Due to the specific nature of the treatment and its high risk, it's unlikely that bone-marrow replacement will be rolled out on a larger scale to those who do not have leukemia. While the news is regardless positive, the road to fully curing HIV still promises to be long and difficult — if not impossible.
There is a 40% chance that before 2032 a vaccine against HIV-1 will be approved by the USA, UK, EU, or Canada, according to the Metaculus prediction community.
Final Arguments Scheduled in Musk's $56B Tesla Pay Plan Trial
On Tuesday, lawyers for Tesla CEO Elon Musk and shareholder Richard Tornetta were scheduled to begin presenting their closing arguments to a Delaware judge in the trial over Musk's $56B compensation package from Tesla.
This comes after a five-day trial last November during which Musk testified about the inception of the 2018 pay package, whether its performance goals were difficult to achieve, and whether it was precisely described to investors.
This compensation plan was granted to Musk — who took on high risk to achieve a high reward — because of his paramount role in Tesla's success. Though Tesla skeptics ridiculed his decisions at the time, Musk's management has resulted in the carmaker increasing its value from $59B to $600B and achieving almost all its stipulated performance targets.
This compensation plan is clearly excessive. Musk has benefited from his influence over the board's committee – which falsely claimed it had no conflicts of interest – and been rewarded for his part-time management role at Tesla, largely on the grounds of milestones that had already been achieved when shareholders voted.
There's a 50% chance that Tesla's market capitalization will be at least 1.94 trillion dollars by Jan. 1, 2030, according to the Metaculus prediction community.
Russian Banks, Economy Perform Better than Anticipated
Despite sanctions imposed by Western nations in response to the war in Ukraine, Russian banks have reportedly rebounded by conducting internal business with the state, buoyed by the country’s growing defense budget and record corporate account surplus.
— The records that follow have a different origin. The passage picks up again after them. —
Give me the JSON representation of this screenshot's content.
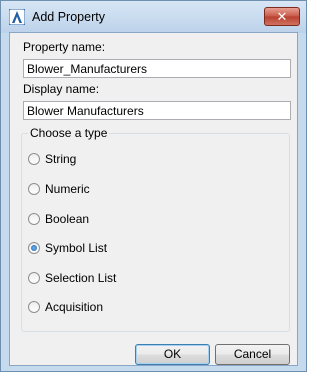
{
  "window": {
    "title": "Add Property",
    "close_label": "✕"
  },
  "form": {
    "property_name_label": "Property name:",
    "property_name_value": "Blower_Manufacturers",
    "display_name_label": "Display name:",
    "display_name_value": "Blower Manufacturers"
  },
  "type_group": {
    "legend": "Choose a type",
    "options": [
      {
        "label": "String",
        "checked": false
      },
      {
        "label": "Numeric",
        "checked": false
      },
      {
        "label": "Boolean",
        "checked": false
      },
      {
        "label": "Symbol List",
        "checked": true
      },
      {
        "label": "Selection List",
        "checked": false
      },
      {
        "label": "Acquisition",
        "checked": false
      }
    ]
  },
  "buttons": {
    "ok": "OK",
    "cancel": "Cancel"
  },
  "colors": {
    "app_icon": "#1e5fa8"
  }
}
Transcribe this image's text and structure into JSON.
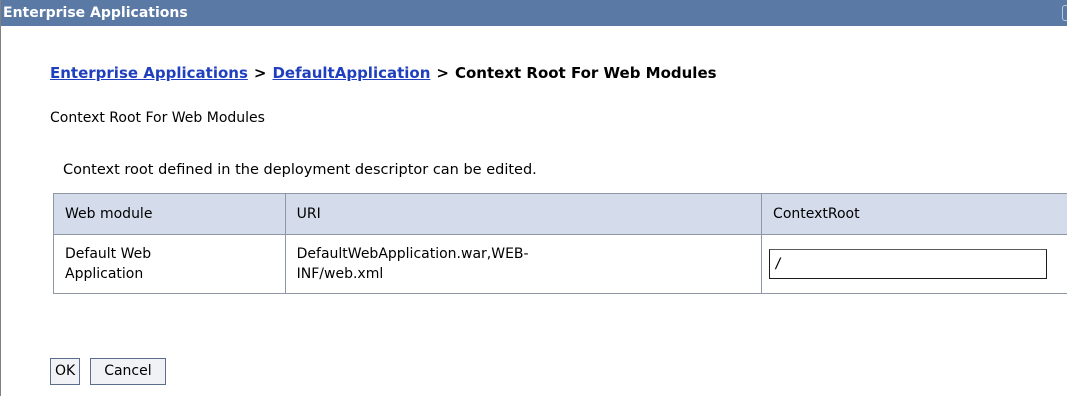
{
  "window": {
    "title": "Enterprise Applications"
  },
  "breadcrumb": {
    "link1": "Enterprise Applications",
    "separator1": ">",
    "link2": "DefaultApplication",
    "separator2": ">",
    "current": "Context Root For Web Modules"
  },
  "page": {
    "heading": "Context Root For Web Modules",
    "table_caption": "Context root defined in the deployment descriptor can be edited."
  },
  "table": {
    "headers": {
      "web_module": "Web module",
      "uri": "URI",
      "context_root": "ContextRoot"
    },
    "rows": [
      {
        "web_module_line1": "Default Web",
        "web_module_line2": "Application",
        "uri_line1": "DefaultWebApplication.war,WEB-",
        "uri_line2": "INF/web.xml",
        "context_root_value": "/"
      }
    ]
  },
  "buttons": {
    "ok_label": "OK",
    "cancel_label": "Cancel"
  },
  "colors": {
    "titlebar_bg": "#5a79a5",
    "link": "#1f3fbf",
    "header_bg": "#d4dcec",
    "border": "#8f97a4"
  }
}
Following the start of the war, Russia's banking sector initially saw a combined 1.5T ruble ($20B) first-half loss in 2022 but reportedly rebounded to a 203B ruble profit for the year.
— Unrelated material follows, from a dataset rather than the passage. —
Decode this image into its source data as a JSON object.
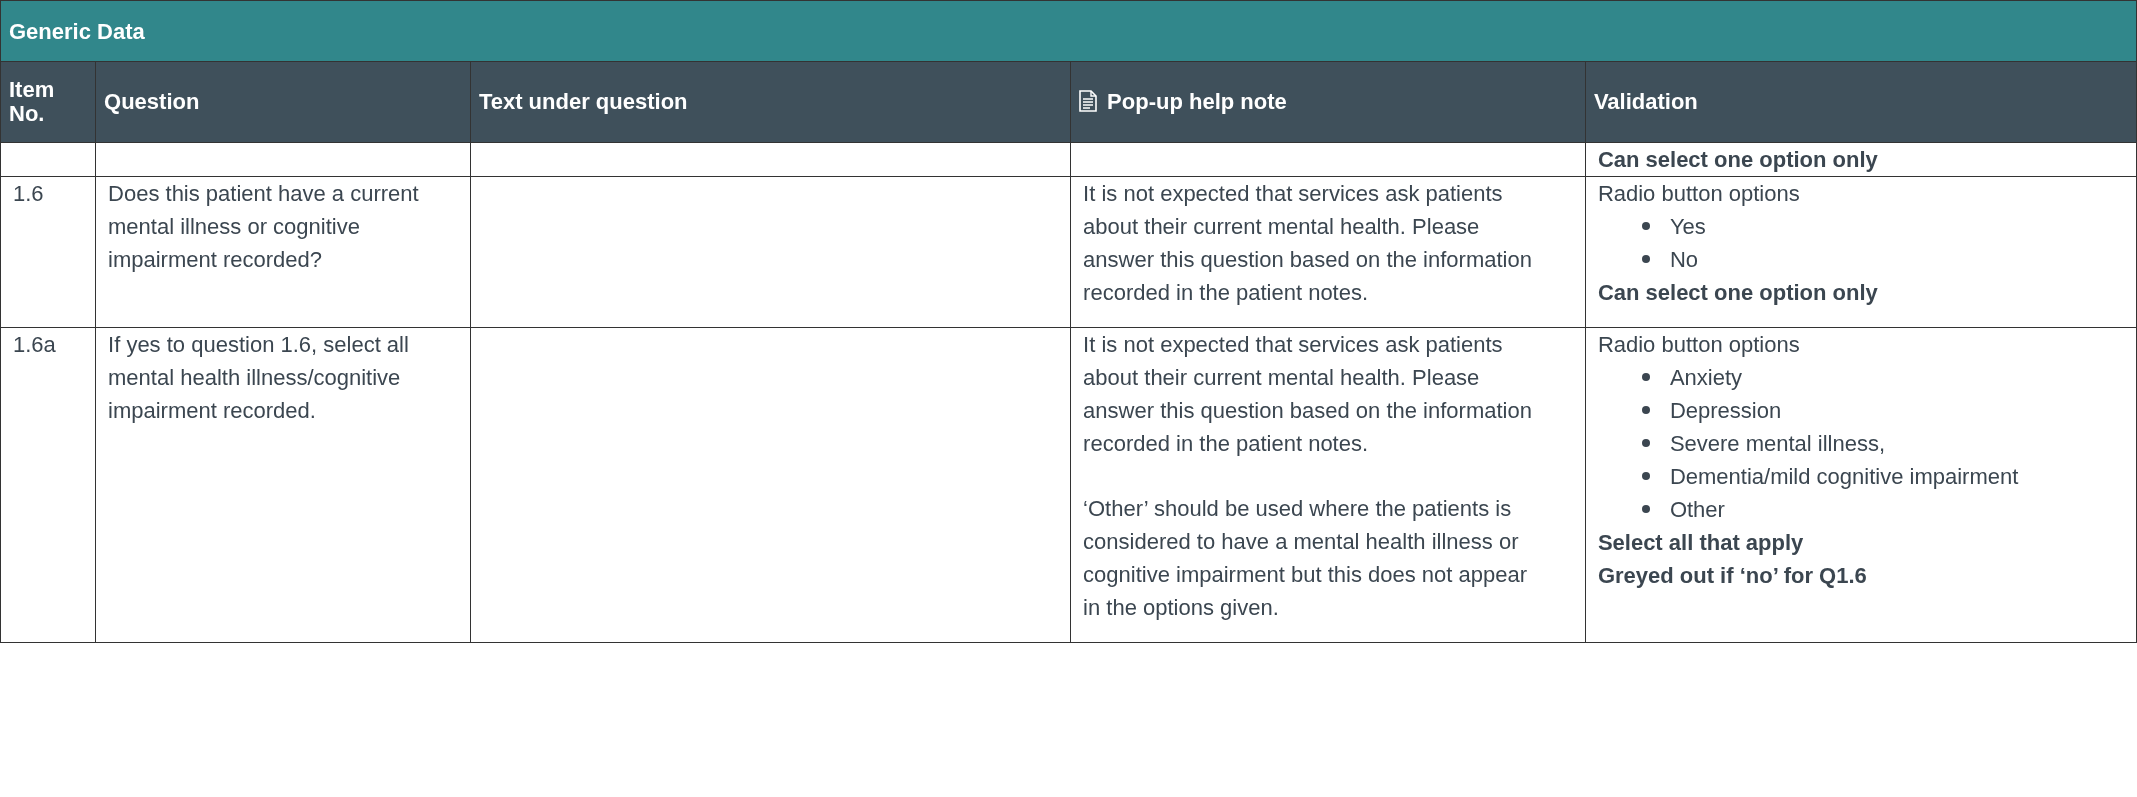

Despite the entire Western world seeking to destroy Moscow and its economy, it stood strong and weathered the economic war. Western countries underestimated the strength of Russia, which is a fast-adapting nation that will not only endure but will also continue to innovate.
While its economy may have fared better than some estimates, Russia still faced a loss due to its war in Ukraine, which has been a complete disaster on a multitude of fronts. Since the war, Russia has become an economic afterthought, seeing over 1k global companies leave in addition to crippling oil sanctions that sunk its energy revenues. Despite claims to the contrary, Putin did irreparable damage to Russia’s economy.
There's a 50% chance that Russia's nominal GDP will be at least 1.48T USD in 2023, according to the Metaculus prediction community.